(DATA EXTRACTS)
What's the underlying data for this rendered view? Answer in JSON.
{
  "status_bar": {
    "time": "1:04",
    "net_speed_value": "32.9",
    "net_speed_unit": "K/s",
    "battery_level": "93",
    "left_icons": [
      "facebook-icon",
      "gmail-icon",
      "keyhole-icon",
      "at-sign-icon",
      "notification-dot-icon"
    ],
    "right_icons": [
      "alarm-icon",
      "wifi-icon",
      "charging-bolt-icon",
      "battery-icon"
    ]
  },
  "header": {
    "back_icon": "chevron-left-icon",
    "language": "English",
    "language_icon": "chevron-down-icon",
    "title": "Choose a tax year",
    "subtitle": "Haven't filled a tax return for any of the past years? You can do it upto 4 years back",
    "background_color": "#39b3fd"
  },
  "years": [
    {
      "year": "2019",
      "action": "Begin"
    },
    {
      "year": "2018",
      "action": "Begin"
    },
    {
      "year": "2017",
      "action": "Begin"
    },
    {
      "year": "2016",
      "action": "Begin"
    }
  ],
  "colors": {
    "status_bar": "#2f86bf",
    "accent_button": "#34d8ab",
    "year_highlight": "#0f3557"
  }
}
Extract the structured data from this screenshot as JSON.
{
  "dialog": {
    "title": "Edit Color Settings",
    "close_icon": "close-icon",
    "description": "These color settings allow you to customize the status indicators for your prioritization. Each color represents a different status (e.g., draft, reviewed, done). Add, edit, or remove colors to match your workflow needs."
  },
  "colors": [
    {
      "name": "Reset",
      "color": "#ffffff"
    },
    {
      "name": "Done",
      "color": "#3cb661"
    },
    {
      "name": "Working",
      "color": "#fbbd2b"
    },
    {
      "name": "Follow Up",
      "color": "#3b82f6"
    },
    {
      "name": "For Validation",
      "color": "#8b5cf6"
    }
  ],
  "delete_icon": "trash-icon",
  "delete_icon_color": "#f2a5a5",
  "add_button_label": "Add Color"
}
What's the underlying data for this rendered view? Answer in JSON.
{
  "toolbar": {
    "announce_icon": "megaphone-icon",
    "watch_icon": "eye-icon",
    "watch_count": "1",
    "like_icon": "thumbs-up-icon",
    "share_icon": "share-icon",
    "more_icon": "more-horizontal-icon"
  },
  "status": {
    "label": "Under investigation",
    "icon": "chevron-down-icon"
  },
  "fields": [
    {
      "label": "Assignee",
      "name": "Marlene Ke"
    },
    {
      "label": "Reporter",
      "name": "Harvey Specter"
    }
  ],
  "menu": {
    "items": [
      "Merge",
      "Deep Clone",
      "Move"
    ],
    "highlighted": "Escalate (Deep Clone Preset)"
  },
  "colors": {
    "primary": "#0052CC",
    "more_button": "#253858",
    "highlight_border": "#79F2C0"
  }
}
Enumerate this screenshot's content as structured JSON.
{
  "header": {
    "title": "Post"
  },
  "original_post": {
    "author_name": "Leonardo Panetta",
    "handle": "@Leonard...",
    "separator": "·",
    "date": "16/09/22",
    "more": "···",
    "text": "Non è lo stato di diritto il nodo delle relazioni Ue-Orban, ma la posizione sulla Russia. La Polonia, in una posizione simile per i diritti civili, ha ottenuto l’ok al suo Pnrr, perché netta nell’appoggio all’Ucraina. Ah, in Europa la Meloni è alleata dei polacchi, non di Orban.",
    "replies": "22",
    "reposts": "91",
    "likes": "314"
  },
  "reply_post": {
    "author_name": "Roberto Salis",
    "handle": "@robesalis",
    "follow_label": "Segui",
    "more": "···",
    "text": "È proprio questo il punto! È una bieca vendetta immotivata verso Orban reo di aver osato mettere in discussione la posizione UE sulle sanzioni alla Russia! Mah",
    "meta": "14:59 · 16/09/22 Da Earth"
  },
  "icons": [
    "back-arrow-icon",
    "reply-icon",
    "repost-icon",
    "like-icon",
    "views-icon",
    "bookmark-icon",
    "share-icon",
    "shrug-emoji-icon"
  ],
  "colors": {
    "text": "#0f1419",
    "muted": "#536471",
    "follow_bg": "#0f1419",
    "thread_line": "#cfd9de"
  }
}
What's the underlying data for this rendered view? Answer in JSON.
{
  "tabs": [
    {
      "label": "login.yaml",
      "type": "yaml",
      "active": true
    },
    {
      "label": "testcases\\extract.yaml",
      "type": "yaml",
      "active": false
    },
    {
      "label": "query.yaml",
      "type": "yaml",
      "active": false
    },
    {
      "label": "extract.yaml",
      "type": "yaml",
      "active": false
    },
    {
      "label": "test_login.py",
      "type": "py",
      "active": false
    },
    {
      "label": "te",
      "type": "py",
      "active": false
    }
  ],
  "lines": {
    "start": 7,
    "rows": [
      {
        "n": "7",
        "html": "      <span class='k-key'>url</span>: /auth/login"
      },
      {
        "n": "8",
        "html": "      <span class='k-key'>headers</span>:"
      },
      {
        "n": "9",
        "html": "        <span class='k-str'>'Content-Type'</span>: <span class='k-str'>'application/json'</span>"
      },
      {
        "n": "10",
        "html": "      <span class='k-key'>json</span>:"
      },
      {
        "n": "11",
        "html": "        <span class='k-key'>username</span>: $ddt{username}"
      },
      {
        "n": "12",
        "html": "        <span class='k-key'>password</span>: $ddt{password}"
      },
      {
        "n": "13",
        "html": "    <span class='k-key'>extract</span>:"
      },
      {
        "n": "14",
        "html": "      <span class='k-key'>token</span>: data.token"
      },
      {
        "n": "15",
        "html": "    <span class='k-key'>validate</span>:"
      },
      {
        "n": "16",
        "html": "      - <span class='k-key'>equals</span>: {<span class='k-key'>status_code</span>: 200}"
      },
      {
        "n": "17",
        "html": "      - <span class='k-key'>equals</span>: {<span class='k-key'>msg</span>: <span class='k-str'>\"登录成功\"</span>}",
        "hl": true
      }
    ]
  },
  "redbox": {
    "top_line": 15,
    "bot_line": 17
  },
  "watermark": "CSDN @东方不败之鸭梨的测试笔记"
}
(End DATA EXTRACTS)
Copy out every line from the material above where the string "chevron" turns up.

    "back_icon": "chevron-left-icon",
    "language_icon": "chevron-down-icon",
    "icon": "chevron-down-icon"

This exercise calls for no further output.